BEGIN Information shown

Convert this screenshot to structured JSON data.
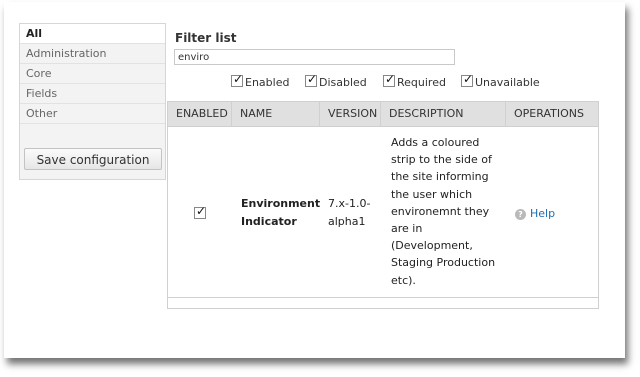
{
  "sidebar": {
    "items": [
      {
        "label": "All"
      },
      {
        "label": "Administration"
      },
      {
        "label": "Core"
      },
      {
        "label": "Fields"
      },
      {
        "label": "Other"
      }
    ],
    "save_label": "Save configuration"
  },
  "filter": {
    "title": "Filter list",
    "value": "enviro",
    "checkboxes": [
      {
        "label": "Enabled",
        "checked": true
      },
      {
        "label": "Disabled",
        "checked": true
      },
      {
        "label": "Required",
        "checked": true
      },
      {
        "label": "Unavailable",
        "checked": true
      }
    ]
  },
  "table": {
    "headers": [
      "ENABLED",
      "NAME",
      "VERSION",
      "DESCRIPTION",
      "OPERATIONS"
    ],
    "rows": [
      {
        "enabled": true,
        "name_line1": "Environment",
        "name_line2": "Indicator",
        "version_line1": "7.x-1.0-",
        "version_line2": "alpha1",
        "description_lines": [
          "Adds a coloured",
          "strip to the side of",
          "the site informing",
          "the user which",
          "environemnt they",
          "are in",
          "(Development,",
          "Staging Production",
          "etc)."
        ],
        "operation": "Help"
      }
    ]
  }
}
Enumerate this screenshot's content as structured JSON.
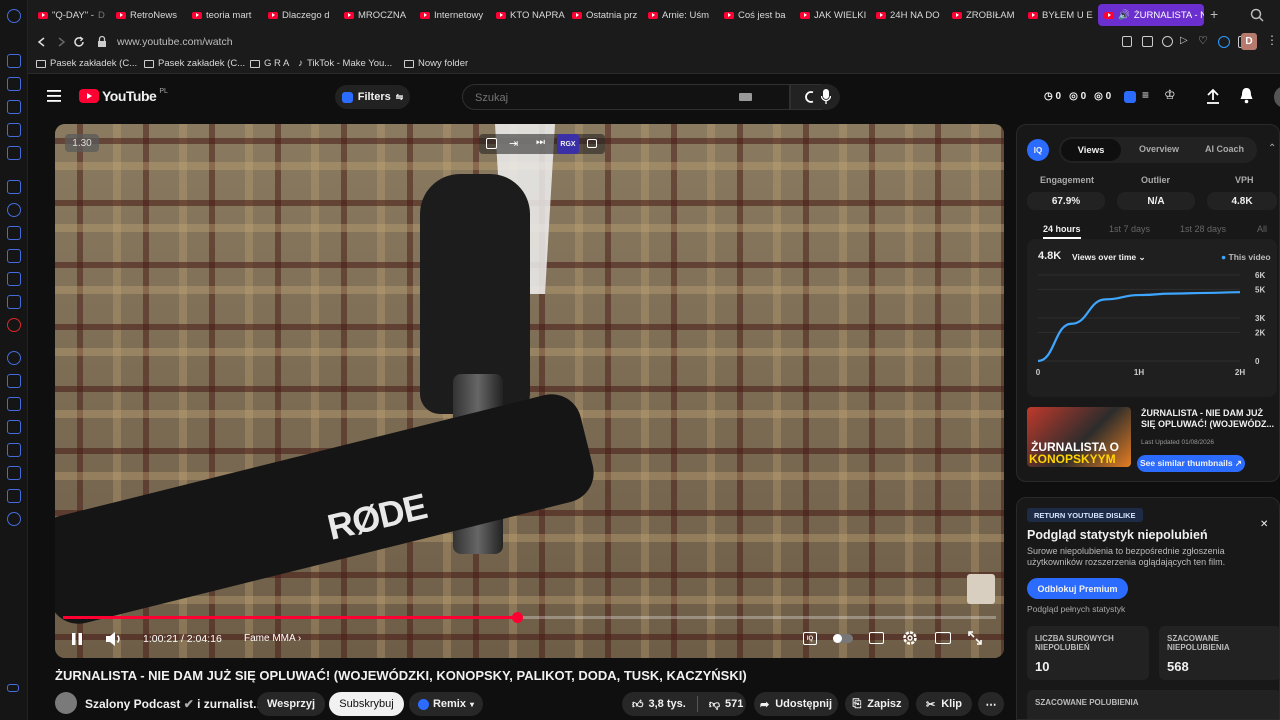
{
  "tabs": [
    {
      "label": "\"Q-DAY\" - ",
      "fade": "D"
    },
    {
      "label": "RetroNews",
      "fade": ""
    },
    {
      "label": "teoria mart",
      "fade": ""
    },
    {
      "label": "Dlaczego d",
      "fade": ""
    },
    {
      "label": "MROCZNA",
      "fade": ""
    },
    {
      "label": "Internetowy",
      "fade": ""
    },
    {
      "label": "KTO NAPRA",
      "fade": ""
    },
    {
      "label": "Ostatnia prz",
      "fade": ""
    },
    {
      "label": "Arnie: Uśm",
      "fade": ""
    },
    {
      "label": "Coś jest ba",
      "fade": ""
    },
    {
      "label": "JAK WIELKI",
      "fade": ""
    },
    {
      "label": "24H NA DO",
      "fade": ""
    },
    {
      "label": "ZROBIŁAM",
      "fade": ""
    },
    {
      "label": "BYŁEM U E",
      "fade": ""
    },
    {
      "label": "ŻURNALISTA - N",
      "fade": ""
    }
  ],
  "address": {
    "url": "www.youtube.com/watch",
    "profile_initial": "D"
  },
  "bookmarks": [
    {
      "label": "Pasek zakładek (C...",
      "icon": "folder-icon"
    },
    {
      "label": "Pasek zakładek (C...",
      "icon": "folder-icon"
    },
    {
      "label": "G R A",
      "icon": "folder-icon"
    },
    {
      "label": "TikTok - Make You...",
      "icon": "tiktok-icon"
    },
    {
      "label": "Nowy folder",
      "icon": "folder-icon"
    }
  ],
  "header": {
    "logo_text": "YouTube",
    "country": "PL",
    "filters_label": "Filters",
    "search_placeholder": "Szukaj",
    "counters": [
      "0",
      "0",
      "0"
    ]
  },
  "video": {
    "speed_badge": "1.30",
    "top_badge": "RGX",
    "time": "1:00:21 / 2:04:16",
    "chapter": "Fame MMA",
    "progress": 0.487
  },
  "title": "ŻURNALISTA - NIE DAM JUŻ SIĘ OPLUWAĆ! (WOJEWÓDZKI, KONOPSKY, PALIKOT, DODA, TUSK, KACZYŃSKI)",
  "channel": {
    "name": "Szalony Podcast",
    "collab": "i zurnalist...",
    "support": "Wesprzyj",
    "subscribe": "Subskrybuj",
    "remix": "Remix"
  },
  "actions": {
    "likes": "3,8 tys.",
    "dislikes": "571",
    "share": "Udostępnij",
    "save": "Zapisz",
    "clip": "Klip"
  },
  "side_panel": {
    "badge": "IQ",
    "tabs": [
      "Views",
      "Overview",
      "AI Coach"
    ],
    "stats": [
      {
        "label": "Engagement",
        "value": "67.9%"
      },
      {
        "label": "Outlier",
        "value": "N/A"
      },
      {
        "label": "VPH",
        "value": "4.8K"
      }
    ],
    "ranges": [
      "24 hours",
      "1st 7 days",
      "1st 28 days",
      "All"
    ],
    "views_value": "4.8K",
    "views_label": "Views over time",
    "legend": "This video",
    "thumb_title": "ŻURNALISTA - NIE DAM JUŻ SIĘ OPLUWAĆ! (WOJEWÓDZ...",
    "last_updated": "Last Updated 01/08/2026",
    "thumb_overlay_1": "ŻURNALISTA O",
    "thumb_overlay_2": "KONOPSKYYM",
    "similar_btn": "See similar thumbnails ↗"
  },
  "chart_data": {
    "type": "line",
    "title": "Views over time",
    "x": [
      "0",
      "1H",
      "2H"
    ],
    "x_values": [
      0,
      0.33,
      0.67,
      1.0,
      1.33,
      1.67,
      2.0
    ],
    "series": [
      {
        "name": "This video",
        "values": [
          0,
          2600,
          4300,
          4600,
          4700,
          4750,
          4800
        ]
      }
    ],
    "y_ticks": [
      "6K",
      "5K",
      "3K",
      "2K",
      "0"
    ],
    "ylim": [
      0,
      6000
    ],
    "color": "#3ea6ff"
  },
  "dislike_panel": {
    "tag": "RETURN YOUTUBE DISLIKE",
    "heading": "Podgląd statystyk niepolubień",
    "desc": "Surowe niepolubienia to bezpośrednie zgłoszenia użytkowników rozszerzenia oglądających ten film.",
    "premium_btn": "Odblokuj Premium",
    "preview_note": "Podgląd pełnych statystyk",
    "box1_label": "LICZBA SUROWYCH NIEPOLUBIEŃ",
    "box1_value": "10",
    "box2_label": "SZACOWANE NIEPOLUBIENIA",
    "box2_value": "568",
    "box3_label": "SZACOWANE POLUBIENIA"
  },
  "colors": {
    "accent": "#6b2fd0",
    "yt_red": "#ff0033",
    "iq_blue": "#2b6cff",
    "progress": "#ff0033"
  }
}
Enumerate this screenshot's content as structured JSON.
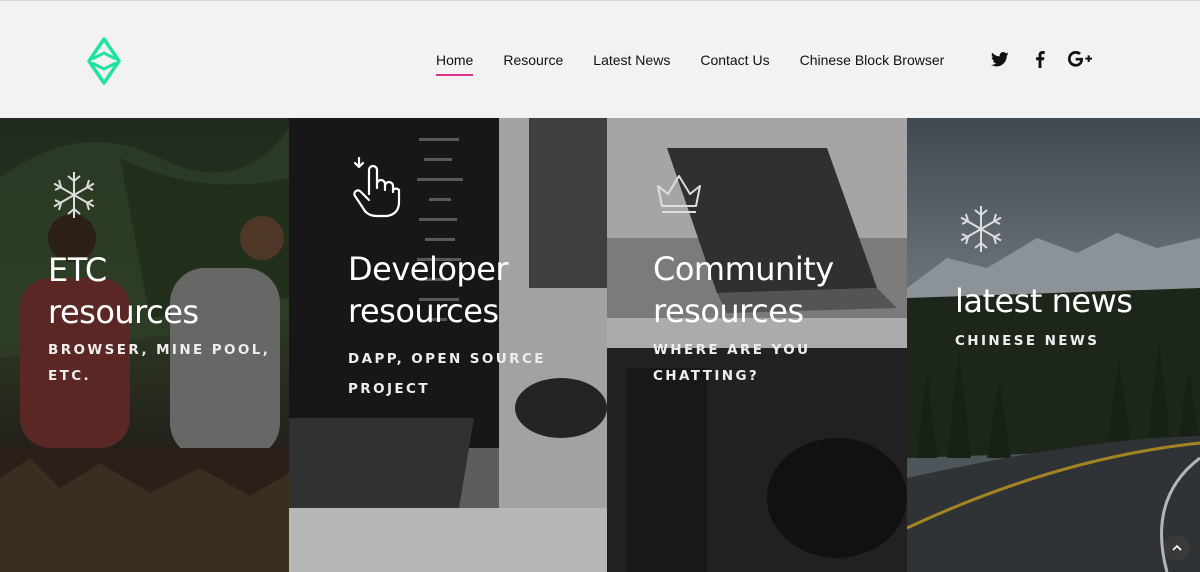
{
  "header": {
    "nav": [
      {
        "label": "Home",
        "active": true
      },
      {
        "label": "Resource"
      },
      {
        "label": "Latest News"
      },
      {
        "label": "Contact Us"
      },
      {
        "label": "Chinese Block Browser"
      }
    ],
    "social": [
      "twitter-icon",
      "facebook-icon",
      "google-plus-icon"
    ],
    "accent": "#e0338b",
    "logo_color": "#1ee3a0"
  },
  "panels": [
    {
      "icon": "snowflake-icon",
      "title_line1": "ETC",
      "title_line2": "resources",
      "subtitle_line1": "BROWSER, MINE POOL,",
      "subtitle_line2": "ETC."
    },
    {
      "icon": "hand-pointer-icon",
      "title_line1": "Developer",
      "title_line2": "resources",
      "subtitle_line1": "DAPP, OPEN SOURCE",
      "subtitle_line2": "PROJECT"
    },
    {
      "icon": "crown-icon",
      "title_line1": "Community",
      "title_line2": "resources",
      "subtitle_line1": "WHERE ARE YOU",
      "subtitle_line2": "CHATTING?"
    },
    {
      "icon": "snowflake-icon",
      "title_line1": "latest news",
      "subtitle_line1": "CHINESE NEWS"
    }
  ]
}
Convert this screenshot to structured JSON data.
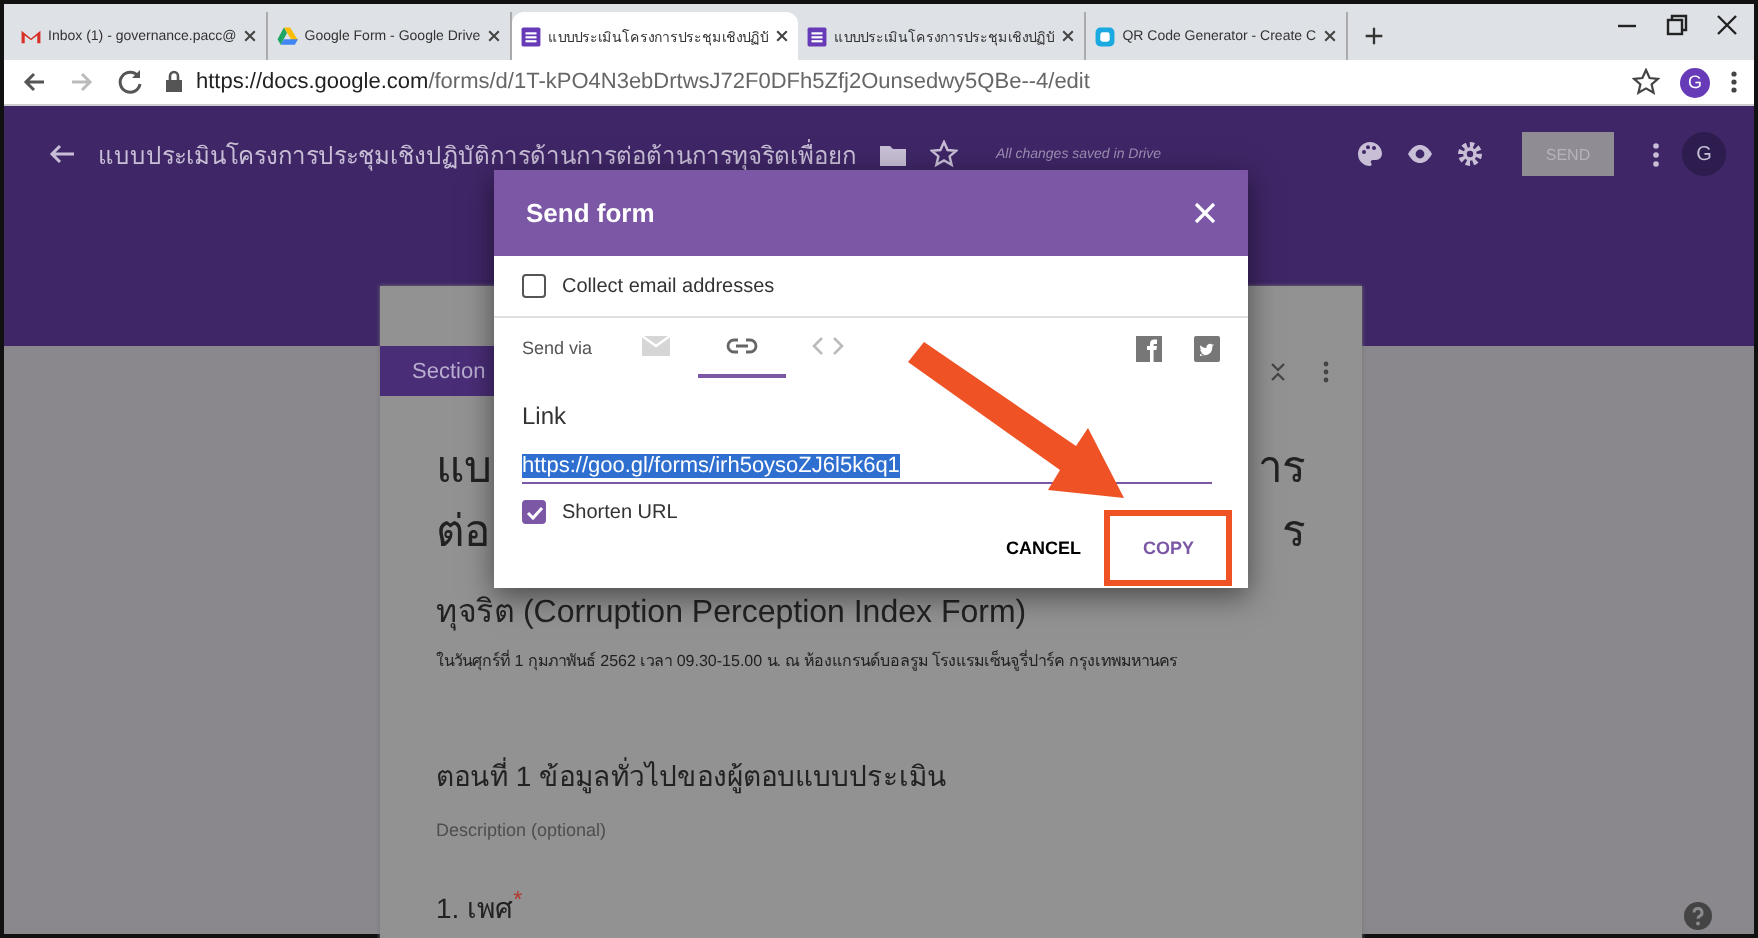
{
  "browser": {
    "tabs": [
      {
        "title": "Inbox (1) - governance.pacc@",
        "kind": "mail",
        "selected": false
      },
      {
        "title": "Google Form - Google Drive",
        "kind": "drive",
        "selected": false
      },
      {
        "title": "แบบประเมินโครงการประชุมเชิงปฏิบั",
        "kind": "forms",
        "selected": true
      },
      {
        "title": "แบบประเมินโครงการประชุมเชิงปฏิบั",
        "kind": "forms",
        "selected": false
      },
      {
        "title": "QR Code Generator - Create C",
        "kind": "qr",
        "selected": false
      }
    ],
    "url_host": "https://docs.google.com",
    "url_path": "/forms/d/1T-kPO4N3ebDrtwsJ72F0DFh5Zfj2Ounsedwy5QBe--4/edit",
    "avatar": "G"
  },
  "header": {
    "title": "แบบประเมินโครงการประชุมเชิงปฏิบัติการด้านการต่อต้านการทุจริตเพื่อยก",
    "status": "All changes saved in Drive",
    "send_button": "SEND",
    "avatar": "G"
  },
  "form": {
    "section_tab": "Section",
    "title_lines": [
      {
        "start": "แบ",
        "end": "าร"
      },
      {
        "start": "ต่อ",
        "end": "ร"
      },
      {
        "start": "ทุจริต (Corruption Perception Index Form)"
      }
    ],
    "subtitle": "ในวันศุกร์ที่ 1 กุมภาพันธ์ 2562 เวลา 09.30-15.00 น. ณ ห้องแกรนด์บอลรูม โรงแรมเซ็นจูรี่ปาร์ค กรุงเทพมหานคร",
    "section_title": "ตอนที่ 1 ข้อมูลทั่วไปของผู้ตอบแบบประเมิน",
    "description_placeholder": "Description (optional)",
    "question": "1. เพศ",
    "required_mark": "*"
  },
  "dialog": {
    "title": "Send form",
    "collect_email": {
      "label": "Collect email addresses",
      "checked": false
    },
    "send_via_label": "Send via",
    "methods": [
      {
        "kind": "email",
        "selected": false
      },
      {
        "kind": "link",
        "selected": true
      },
      {
        "kind": "embed",
        "selected": false
      }
    ],
    "link_label": "Link",
    "link_value": "https://goo.gl/forms/irh5oysoZJ6l5k6q1",
    "shorten_url": {
      "label": "Shorten URL",
      "checked": true
    },
    "cancel": "CANCEL",
    "copy": "COPY"
  }
}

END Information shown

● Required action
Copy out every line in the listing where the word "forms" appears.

● Exercise output
        "kind": "forms",
        "kind": "forms",
    "url_path": "/forms/d/1T-kPO4N3ebDrtwsJ72F0DFh5Zfj2Ounsedwy5QBe--4/edit",
    "link_value": "https://goo.gl/forms/irh5oysoZJ6l5k6q1",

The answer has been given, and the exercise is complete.